Using your cost-value knowledge, how much “better” are Versace socks at covering your feet than the Berkley-Jensens I got from BJs?  Hmm. You think about that one. 

Summary, get rid of clothes you rarely wear and spend less on the ones you do buy.  

Are You Successful?

Nobody can answer that question for you.  There is not, I’m my opinion, a way to define success for another person.  It’s subjective.  One person may think that it’s having a fluffy title “earning” over  $8,000 a month.  Someone else might think that it’s having a big house filled with flashy items and an expensive car.  It’s nearly always tied to wealth and/or quantity/quality of possessions.  That’s odd.  What are we talking about here?  Successful at what, our Job?  How we earn money?  How much we make?  I think that it’s really tied to your happiness.  Would it surprise me if most people who feel successful are also feeling the need to buy more things to improve their lives?  They are probably carrying an amount of debt proportionate to their income.  “The more you make, the more you spend” they say.  That is one of the stupidest things I’ve ever heard and it’s considered the norm.

Every time we have run into a new life event, we wondered, how are we going to be able to afford this?  On paper we make more than enough to cover the bills but it’s always close in reality.  Having a kid, buying a second house with a higher mortgage, having another kid; these things do add expense to a fixed income, which is what I believe we are all really on.  We made it work.  Made a little more money over the years finding creative ways to bring in more cash. We found creative ways to save money on the basic human needs and cut some luxuries.  The funny thing is that living a more basic life feels better.  Life did seem different back in the day where you had to call a friends house and hope that they were home since there were no cell phones.  I’m not planning on dumping my cheap phone plan but things did seem different back then.  Maybe because I was 10, but maybe not.

Looking back on that, I wish that I was saving much more back before those life events.  Those events showed me how much we were wasting all that time before them.  I wish someone told me that it would be smart to pretend you had kids in daycare and put that money aside, before you actually have kids in daycare.  Before buying a new house it would have been nice to double your current mortgage to see what it’s like to take it all on.

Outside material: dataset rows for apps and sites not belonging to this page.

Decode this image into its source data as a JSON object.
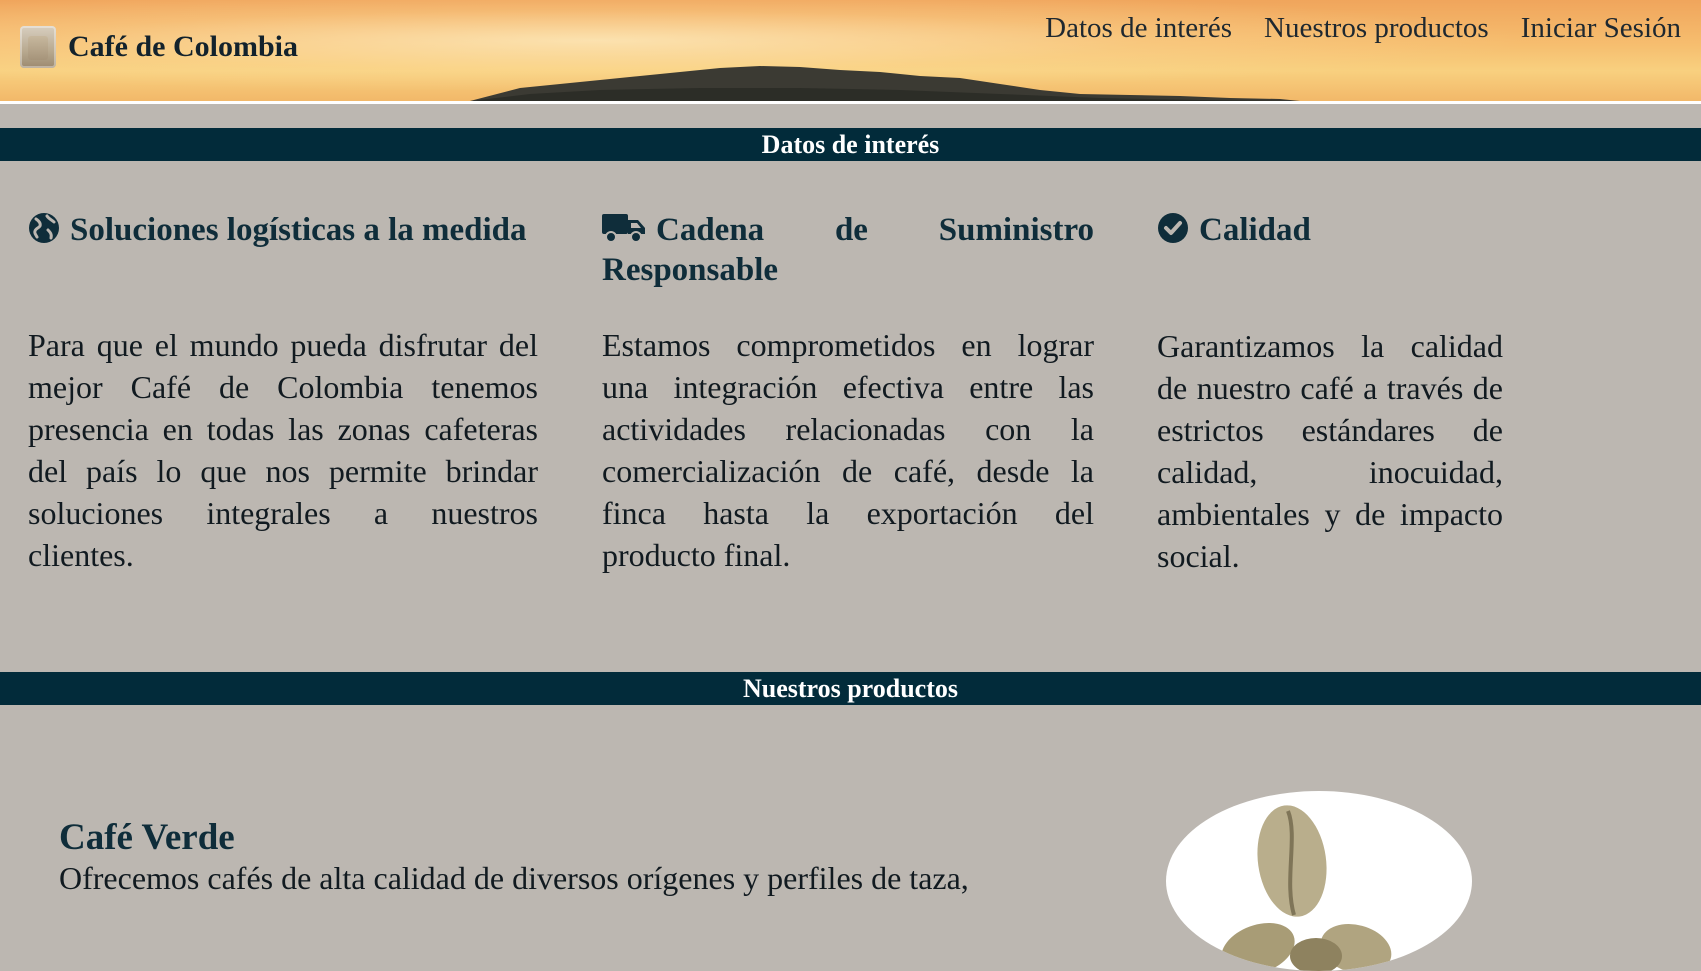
{
  "brand": {
    "name": "Café de Colombia"
  },
  "nav": {
    "items": [
      {
        "label": "Datos de interés"
      },
      {
        "label": "Nuestros productos"
      },
      {
        "label": "Iniciar Sesión"
      }
    ]
  },
  "sections": {
    "datos_title": "Datos de interés",
    "productos_title": "Nuestros productos"
  },
  "features": [
    {
      "icon": "globe-icon",
      "title": "Soluciones logísticas a la medida",
      "text": "Para que el mundo pueda disfrutar del mejor Café de Colombia tenemos presencia en todas las zonas cafeteras del país lo que nos permite brindar soluciones integrales a nuestros clientes."
    },
    {
      "icon": "truck-icon",
      "title": "Cadena de Suministro Responsable",
      "text": "Estamos comprometidos en lograr una integración efectiva entre las actividades relacionadas con la comercialización de café, desde la finca hasta la exportación del producto final."
    },
    {
      "icon": "check-circle-icon",
      "title": "Calidad",
      "text": "Garantizamos la calidad de nuestro café a través de estrictos estándares de calidad, inocuidad, ambientales y de impacto social."
    }
  ],
  "products": [
    {
      "title": "Café Verde",
      "description": "Ofrecemos cafés de alta calidad de diversos orígenes y perfiles de taza,",
      "image": "green-coffee-beans-image"
    }
  ],
  "colors": {
    "page_background": "#bcb7b1",
    "section_bar": "#022b3a",
    "heading": "#0f2d3a",
    "body_text": "#111a20",
    "header_sky": "#f6be6f"
  }
}
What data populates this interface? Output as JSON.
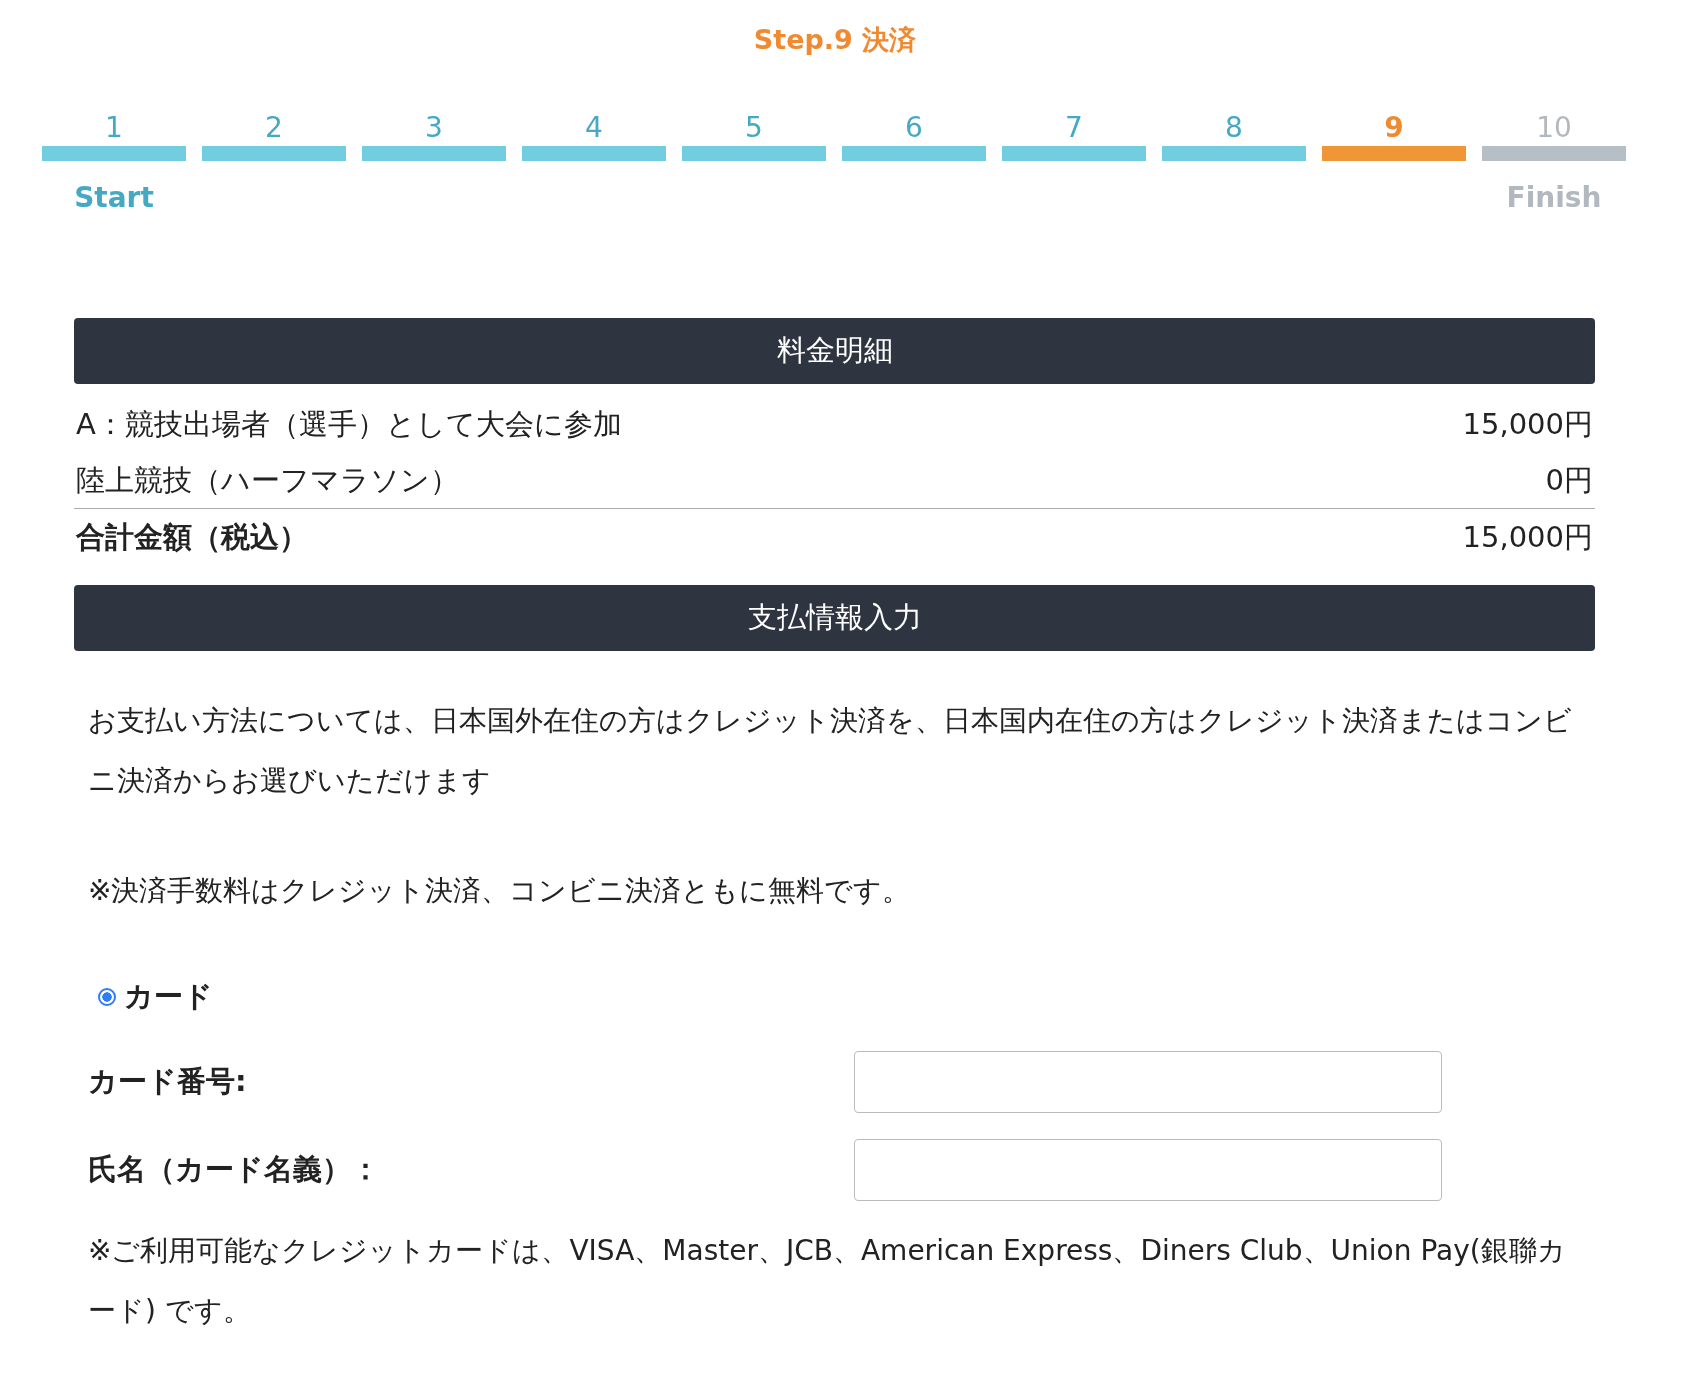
{
  "step_title": "Step.9 決済",
  "steps": [
    {
      "number": "1",
      "completed": true,
      "selected": false,
      "caption": "Start"
    },
    {
      "number": "2",
      "completed": true,
      "selected": false
    },
    {
      "number": "3",
      "completed": true,
      "selected": false
    },
    {
      "number": "4",
      "completed": true,
      "selected": false
    },
    {
      "number": "5",
      "completed": true,
      "selected": false
    },
    {
      "number": "6",
      "completed": true,
      "selected": false
    },
    {
      "number": "7",
      "completed": true,
      "selected": false
    },
    {
      "number": "8",
      "completed": true,
      "selected": false
    },
    {
      "number": "9",
      "completed": false,
      "selected": true
    },
    {
      "number": "10",
      "completed": false,
      "selected": false,
      "caption": "Finish"
    }
  ],
  "fee_section": {
    "title": "料金明細",
    "rows": [
      {
        "label": "A：競技出場者（選手）として大会に参加",
        "amount": "15,000円"
      },
      {
        "label": "陸上競技（ハーフマラソン）",
        "amount": "0円"
      }
    ],
    "total": {
      "label": "合計金額（税込）",
      "amount": "15,000円"
    }
  },
  "payment_section": {
    "title": "支払情報入力",
    "notes": [
      "お支払い方法については、日本国外在住の方はクレジット決済を、日本国内在住の方はクレジット決済またはコンビニ決済からお選びいただけます",
      "※決済手数料はクレジット決済、コンビニ決済ともに無料です。"
    ],
    "methods": [
      {
        "label": "カード",
        "selected": true
      }
    ],
    "fields": [
      {
        "label": "カード番号:"
      },
      {
        "label": "氏名（カード名義）："
      }
    ],
    "card_note": "※ご利用可能なクレジットカードは、VISA、Master、JCB、American Express、Diners Club、Union Pay(銀聯カード) です。"
  }
}
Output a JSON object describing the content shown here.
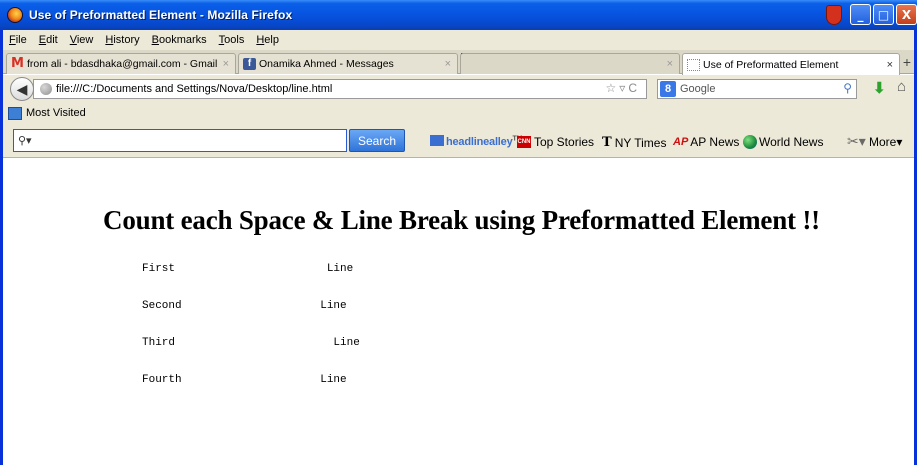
{
  "window": {
    "title": "Use of Preformatted Element - Mozilla Firefox",
    "controls": {
      "minimize": "_",
      "maximize": "□",
      "close": "X"
    }
  },
  "menu": [
    "File",
    "Edit",
    "View",
    "History",
    "Bookmarks",
    "Tools",
    "Help"
  ],
  "tabs": [
    {
      "label": "from ali - bdasdhaka@gmail.com - Gmail",
      "icon": "gmail-icon"
    },
    {
      "label": "Onamika Ahmed - Messages",
      "icon": "facebook-icon"
    },
    {
      "label": "Use of Preformatted Element",
      "icon": "blank-page-icon",
      "active": true
    }
  ],
  "nav": {
    "url": "file:///C:/Documents and Settings/Nova/Desktop/line.html",
    "search_placeholder": "Google"
  },
  "bookmarks": {
    "most_visited": "Most Visited"
  },
  "toolbar": {
    "search_value": "",
    "search_button": "Search",
    "headline_alley": "headlinealley",
    "links": [
      "Top Stories",
      "NY Times",
      "AP News",
      "World News"
    ],
    "more": "More"
  },
  "page": {
    "heading": "Count each Space & Line Break using Preformatted Element !!",
    "pre_lines": [
      "First                       Line",
      "Second                     Line",
      "Third                        Line",
      "Fourth                     Line"
    ]
  }
}
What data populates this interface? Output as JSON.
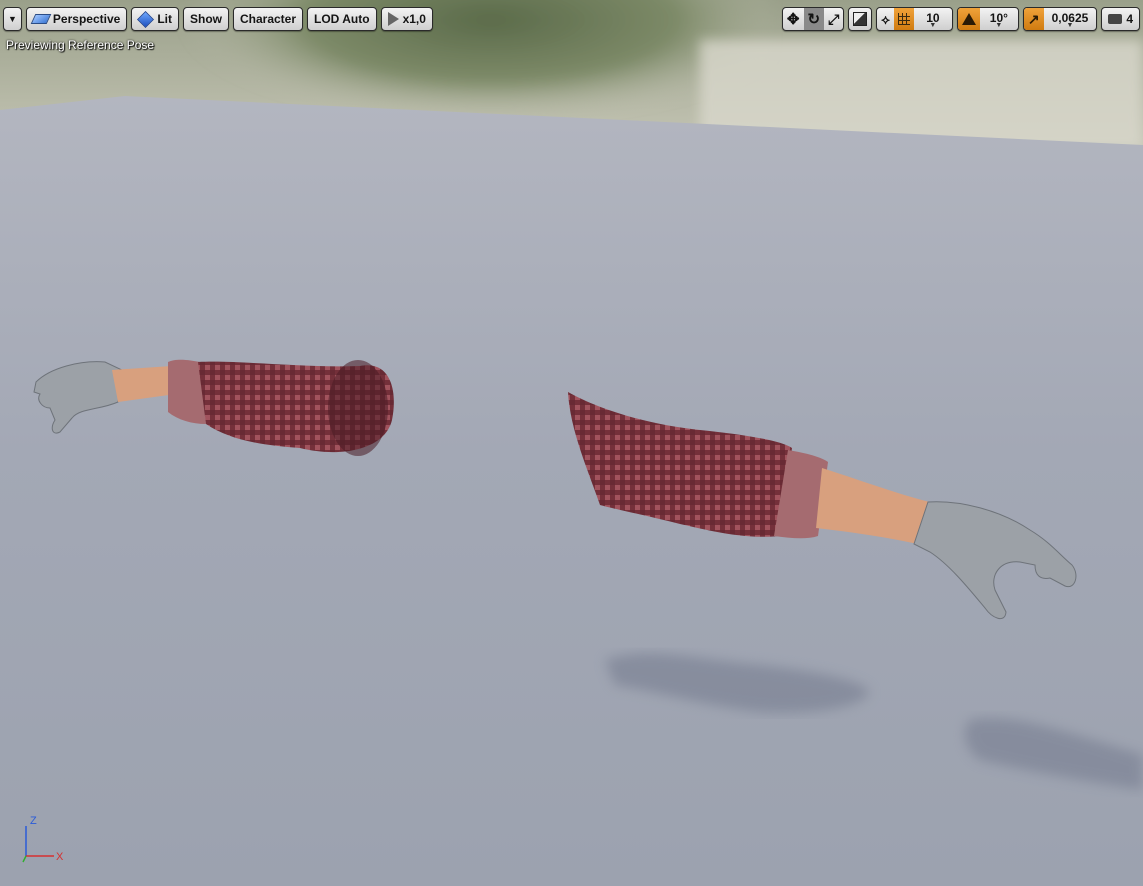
{
  "toolbar_left": {
    "options_menu_icon": "chevron-down-icon",
    "view_mode": {
      "label": "Perspective",
      "icon": "perspective-icon"
    },
    "lighting": {
      "label": "Lit",
      "icon": "lit-sphere-icon"
    },
    "show": {
      "label": "Show"
    },
    "character": {
      "label": "Character"
    },
    "lod": {
      "label": "LOD Auto"
    },
    "playback": {
      "label": "x1,0",
      "icon": "play-icon"
    }
  },
  "toolbar_right": {
    "transform_tools": [
      "move-icon",
      "rotate-icon",
      "scale-icon"
    ],
    "active_transform": "rotate-icon",
    "coordinate_icon": "world-cube-icon",
    "surface_snap_icon": "surface-snap-icon",
    "grid_snap": {
      "icon": "grid-icon",
      "value": "10"
    },
    "rotation_snap": {
      "icon": "angle-icon",
      "value": "10°"
    },
    "scale_snap": {
      "icon": "scale-arrow-icon",
      "value": "0,0625"
    },
    "camera_speed": {
      "icon": "camera-icon",
      "value": "4"
    }
  },
  "viewport": {
    "info": "Previewing Reference Pose",
    "axis": {
      "x": "X",
      "z": "Z"
    }
  },
  "colors": {
    "accent_orange": "#e08a1e",
    "floor": "#a6abb8",
    "sleeve": "#8a3b45",
    "glove": "#9aa0a6",
    "skin": "#d8a07e"
  }
}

To me, success would be living debt free and enjoying life.  Catching your mistakes early on with knowledge sets you up for success exponentially more than floundering through life.  Building on those mistakes.  Being ready for that one next time.  Having no debt means that you only have to make enough to cover your basic human needs.  I don’t care more about the things I own than having control over my life by not having to work 40+ hours a week to live.

Does the big shot executive have the luxury of doing whatever the hell they want every day of the week?  Maybe.  If the don’t keep their debt from climbing to match their earnings.  If they don’t think owning expensive, nice things, is critical to happiness or even important in anyway.  Maybe those ones are successful.

Sharing experiences with those I choose to be around is more important to me than owning objects.  This is a lifestyle that I’ve been really interested in for only about six months now but it makes 100% sense to me.  Do you care more about your things and earning money than your life?

Living more simply doesn’t need to be, only owning 50 total possessions, or really even going without.  You just find different ways to do things.  It’s fun to get creative with it.  When you do want to, it feels great to just get rid of shit in your house that you never use.  I think clutter is stress.  It’s more to think about, and clean.

Success, to me is being able to live far enough below your means to have full control over your life, and, be able to do whatever the hell you want.